Problem
Extract every line below that contains the word "data".

---------- Extracted records ----------

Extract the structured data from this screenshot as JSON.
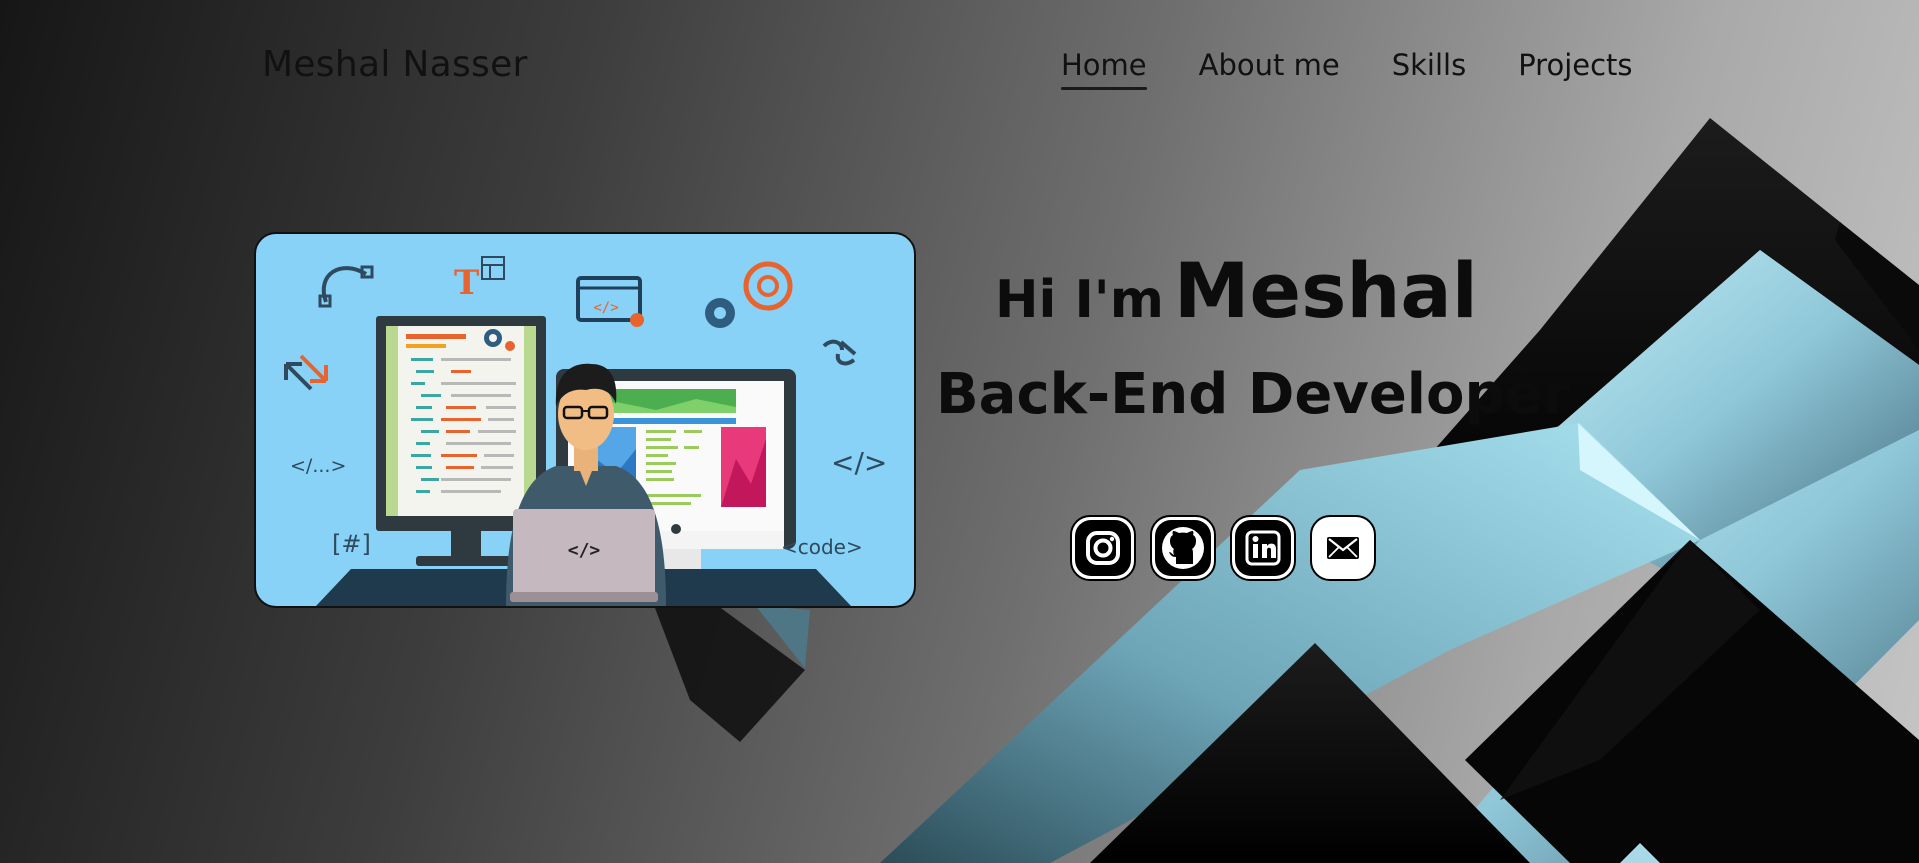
{
  "header": {
    "brand": "Meshal Nasser",
    "nav": [
      {
        "label": "Home",
        "active": true
      },
      {
        "label": "About me",
        "active": false
      },
      {
        "label": "Skills",
        "active": false
      },
      {
        "label": "Projects",
        "active": false
      }
    ]
  },
  "hero": {
    "greeting": "Hi I'm",
    "name": "Meshal",
    "role": "Back-End Developer",
    "illustration": {
      "labels": {
        "tag_dots": "</...>",
        "tag_close": "</>",
        "hash": "[#]",
        "code": "<code>",
        "laptop": "</>",
        "window_tag": "</>",
        "letter_t": "T"
      }
    }
  },
  "socials": [
    {
      "icon": "instagram-icon",
      "label": "Instagram"
    },
    {
      "icon": "github-icon",
      "label": "GitHub"
    },
    {
      "icon": "linkedin-icon",
      "label": "LinkedIn"
    },
    {
      "icon": "mail-icon",
      "label": "Email"
    }
  ],
  "colors": {
    "card_bg": "#87d2f6",
    "accent_orange": "#e8632d",
    "text_dark": "#0c0c0c"
  }
}
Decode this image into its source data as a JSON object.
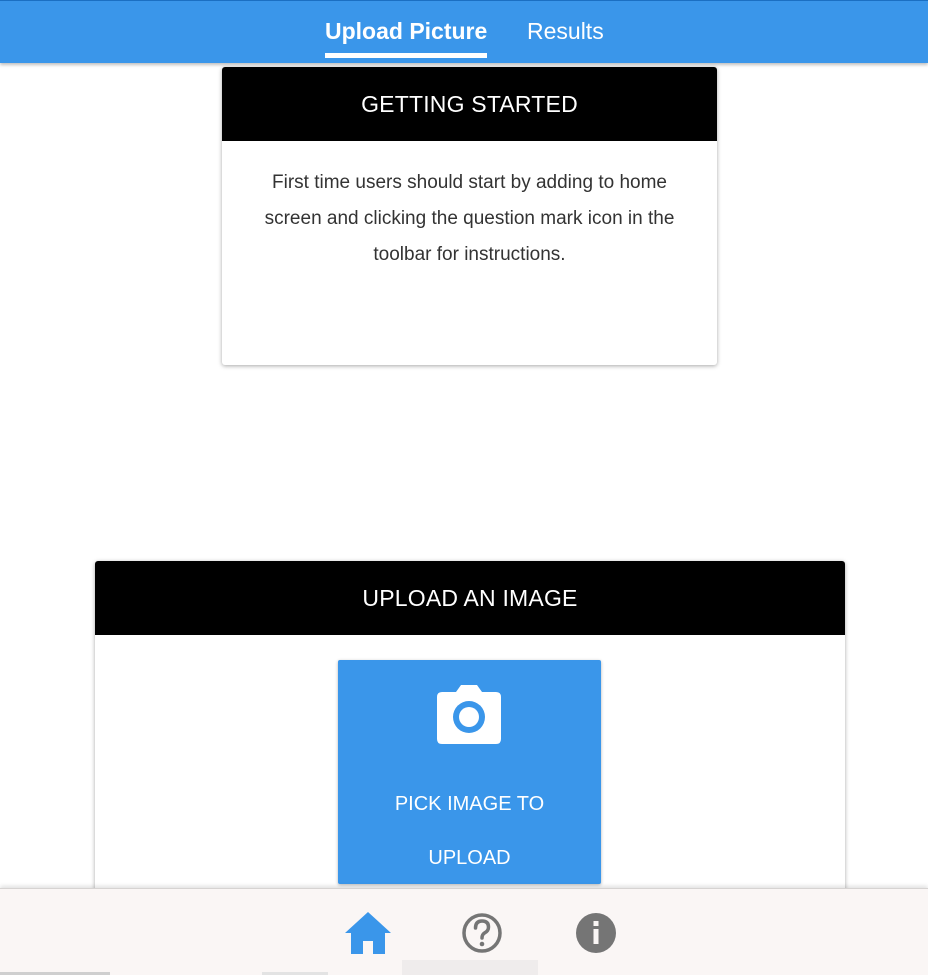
{
  "tabs": {
    "upload_label": "Upload Picture",
    "results_label": "Results"
  },
  "getting_started": {
    "title": "GETTING STARTED",
    "body": "First time users should start by adding to home screen and clicking the question mark icon in the toolbar for instructions."
  },
  "upload": {
    "title": "UPLOAD AN IMAGE",
    "button_label": "PICK IMAGE TO UPLOAD",
    "button_icon": "camera-icon"
  },
  "toolbar": {
    "items": [
      {
        "icon": "home-icon",
        "active": true
      },
      {
        "icon": "help-icon",
        "active": false
      },
      {
        "icon": "info-icon",
        "active": false
      }
    ]
  },
  "colors": {
    "accent": "#3a96ea",
    "header_bg": "#000000",
    "toolbar_bg": "#faf6f5",
    "icon_inactive": "#757575"
  }
}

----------

Answer area
Extract the structured data from this screenshot as JSON.
Decode this image into its source data as a JSON object.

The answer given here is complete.